In McKeesport, paid city crews are operating on the county’s computer-aided dispatch system to initiate on-duty response and upgrade to an all-call activation.
“We have access to information we never had before while on a call or on scene,” McKeesport Fire Department Deputy Chief Ed Harmon said. “It gives us abilities we didn’t have before.”
By Tim Karan – McKeesport Daily News / Triblive.com
For the first time in decades, Munhall residents need to call 911 for any emergency.
Shortly before 8 a.m. on Tuesday, the borough officially switched from running its own small emergency dispatch center to using the services of the Allegheny County 911 system. Tuesday’s change only applies to fire and police emergencies as Munhall transferred its ambulance dispatching to County 911 more than 16 months ago.

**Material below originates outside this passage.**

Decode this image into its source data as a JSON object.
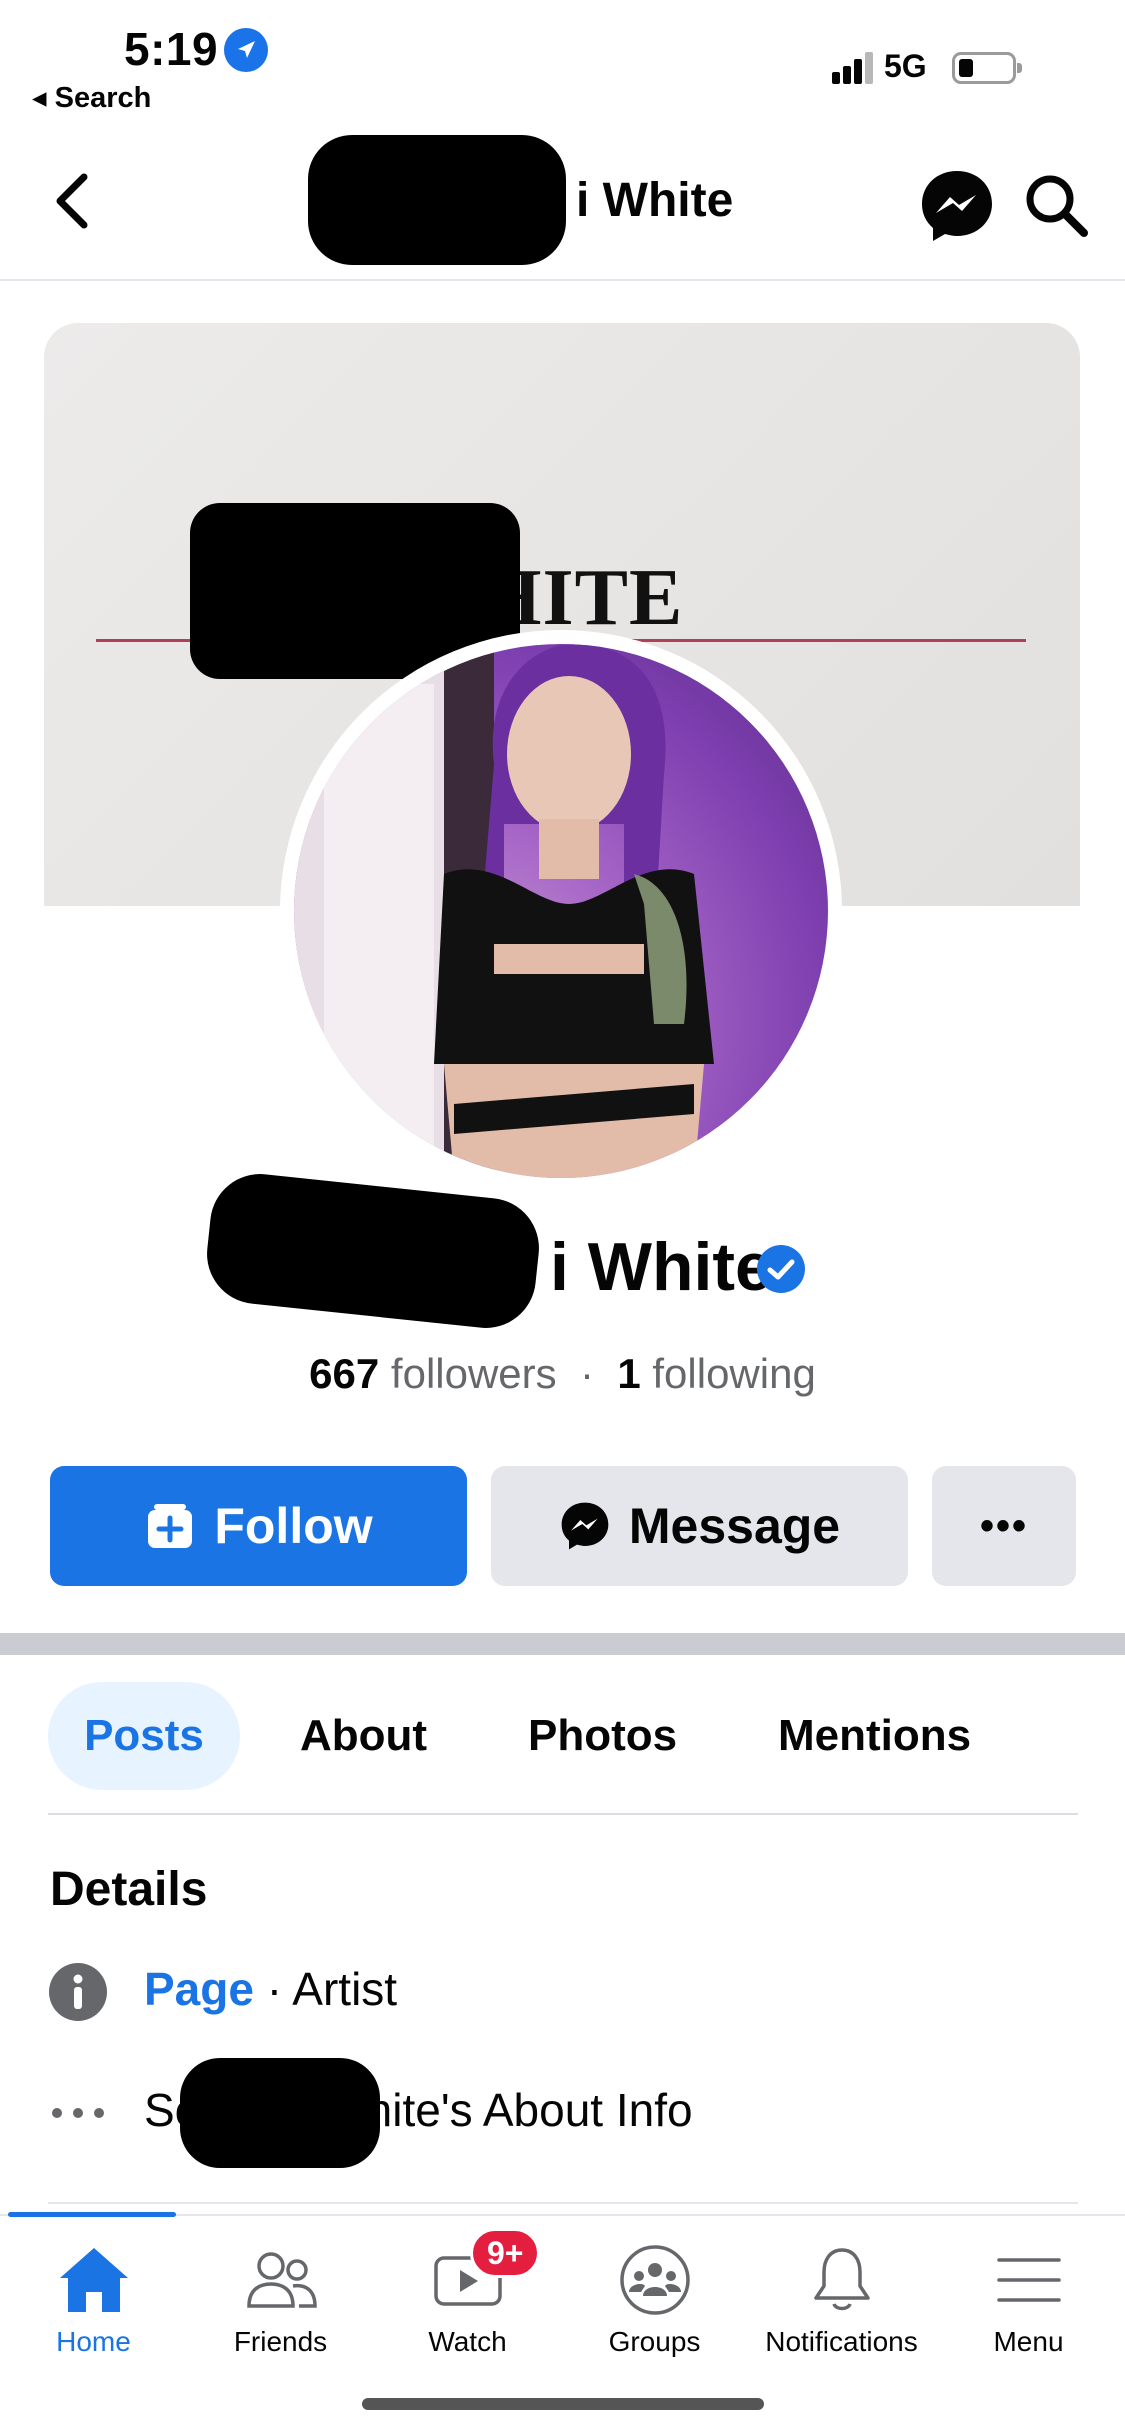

Police Chief Patrick Campbell released a statement making the formal announcement and thanking dispatchers who helped to protect the community.
“In my 19 years with the Munhall Police Department, I have never worked a shift without one of you on the other end of the radio,” Campbell said. “We have all put our lives in your hands 24 hours a day, 365 days a year, and you never let us down.”
Munhall council president Dan Lloyd said three of the four dispatchers the borough employed as of this month accepted jobs with the public works department and the fourth dispatcher retired. Lloyd said he believes the three former dispatchers who remained with the borough will retain their seniority in their new positions.
By Margaret Harding – Pittsburgh Tribune-Review
Emergency radio dispatch communications failed in Allegheny County and Pittsburgh on Thursday morning, officials said.
Pittsburgh Public Safety Director Mike Huss said the uninterruptable power system, the battery that keeps radio communications running in the event of a power outage, went out around 7:15 a.m.
“We lost our radio infrastructure,” Huss said. “We pretty much lost every channel but EMS Channel 2 in the city.”
The county’s Emergency Operations Center could receive 911 calls, but officials had to dispatch first responders using phones and mobile data terminals, Huss said. He said at 8:30 a.m. that channels were coming back into use.
“We’re slowly bringing them around,” Huss said.